by Anna Nash
Understanding our history is important to understanding the way we live today. As our conceptions of love and relationships have changed, so too has the role of matchmakers. As a way of rooting our matchmaking practice in the present, we think it’s important to understand how it relates to matchmakers of the past.
Historical Matchmaking Services
Although we now think of love as the key feature of marriage, the relationships initially emerged out of financial and political convenience. As such, matchmakers were extremely influential figures in their community, facilitating partnerships between families and dynasties, as well as the couple in question. Matchmakers traditionally arranged marriages by providing three services: Searching, Matching and Transaction.
Searching: Widening the pool of potential partners from the immediate social circle of the client.
Matching: Bringing together compatible partners.
Transaction: Helping to negotiate details such as the dowry, or the line of inheritance.
Modern Matchmaking Services
As our attitudes towards relationships have changed, matchmaking practice has also changed. Some key features remain the same, and some have changed dramatically.
Websites and apps have emerged as key intermediaries for many in finding romance.
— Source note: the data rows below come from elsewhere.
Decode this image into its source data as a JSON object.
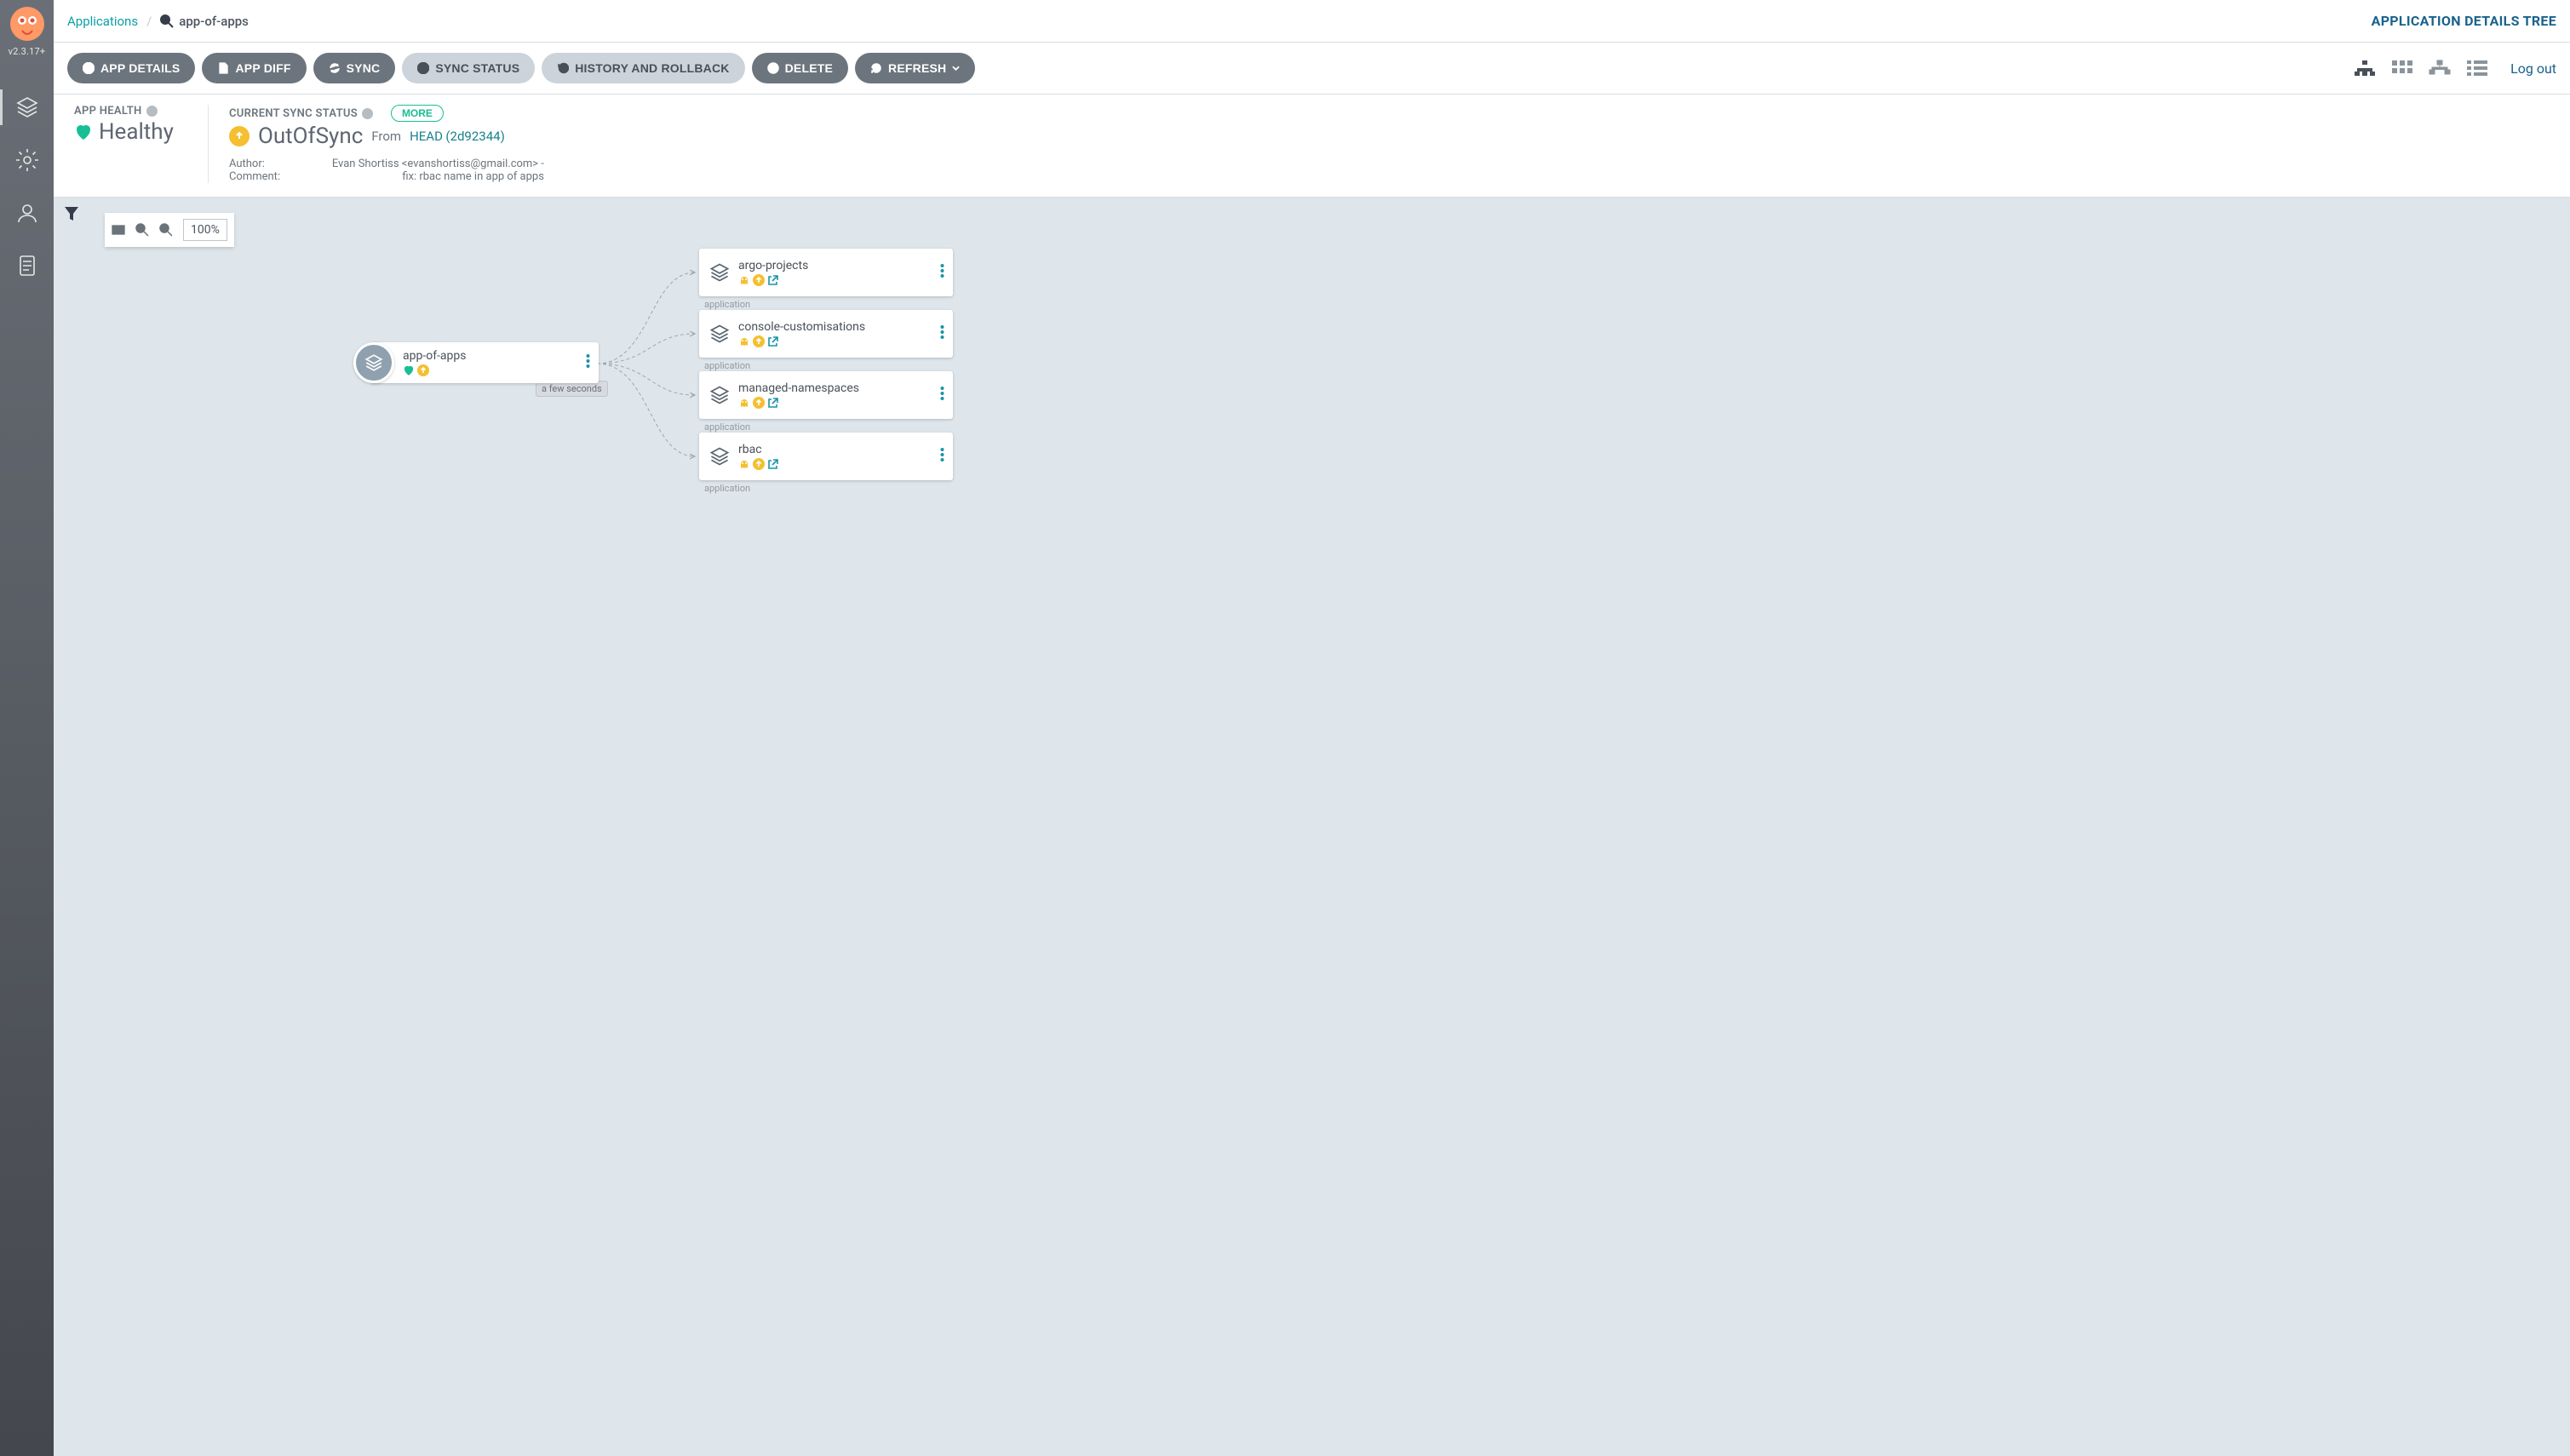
{
  "version": "v2.3.17+",
  "breadcrumb": {
    "root": "Applications",
    "app": "app-of-apps"
  },
  "title_right": "APPLICATION DETAILS TREE",
  "buttons": {
    "details": "APP DETAILS",
    "diff": "APP DIFF",
    "sync": "SYNC",
    "sync_status": "SYNC STATUS",
    "history": "HISTORY AND ROLLBACK",
    "delete": "DELETE",
    "refresh": "REFRESH"
  },
  "logout": "Log out",
  "status": {
    "health_label": "APP HEALTH",
    "health_value": "Healthy",
    "sync_label": "CURRENT SYNC STATUS",
    "sync_value": "OutOfSync",
    "from": "From",
    "head": "HEAD",
    "rev": "(2d92344)",
    "more": "MORE",
    "author_label": "Author:",
    "author_value": "Evan Shortiss <evanshortiss@gmail.com> -",
    "comment_label": "Comment:",
    "comment_value": "fix: rbac name in app of apps"
  },
  "zoom": "100%",
  "root_node": {
    "name": "app-of-apps"
  },
  "child_kind": "application",
  "children": [
    {
      "name": "argo-projects"
    },
    {
      "name": "console-customisations"
    },
    {
      "name": "managed-namespaces"
    },
    {
      "name": "rbac"
    }
  ],
  "time_badge": "a few seconds"
}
By presenting a seemingly inexhaustible selection of possible partners, apps like Tinder are performing the Searching function that traditional matchmakers, along with events like Bush dances, once did. While these services are extremely effective at allowing us to trawl through each and every fish in the sea, this abundance can lead to choice overload. The sheer volume of options ironically results in many feeling too overwhelmed to respond to most of their ‘matches’, and feeling less satisfied in the dates that they do go on.
As internet dating has grown, sites like JDate and Shaadi.com have differentiated themselves by demographically focussing their membership, performing a form of Preliminary Matching. While these basic forms of identification are generally accurate in non-criminal users, attempts at more sophisticated online matching almost always fail.
The ‘scientific surveys’ that sites such as eHarmony and OkCupid employ to Match users are generally ineffective at producing compatible couples, as accurate self-representation is impossible, even in the most well-intentioned of us. As anybody who has watched The Bachelor will know, almost everybody would describe themselves as kind, funny, interested in family and a good conversationalist. As anybody who lives in the real world knows, this isn’t how we would describe most people. These surveys’ reliance on self-representation makes it almost impossible to understand a potential date’s character before we meet them. Although these questionnaires may help us break the initial ice over surface level details, it is still impossible to screen partners by their personality or the values that form the backbone of emotional intimacy and compatibility.
At Dinner For Two, we perform a similar but different three functions to older matchmakers: Searching, Matching and Guidance.
Although families no longer require a third party to negotiate the terms of a dowry, matchmakers still can perform an important role in helping new couples negotiate and understand the early points in their relationship. The early date headache of picking a time and a place that works for both people is resolved, the awkwardness of giving and asking for contact details is mediated and, most importantly, there is somebody to build your confidence before your date and somebody to debrief with after it.
Having privately met all of our members, we have a good understanding of your potential date’s interests, beliefs, personality and conversation style. This helps us match partners better, and means you have someone to chat with about your date. Are they always so quiet? Are they always so sweaty? We’ll probably know the answer.
Over the next few months, we will be looking in more detail at the way different societies have viewed relationships, how matchmakers have fitted into that, how that may differ from or inform our current ideas about relationships. Let us know if there is a matchmaking practice you’d love to see covered!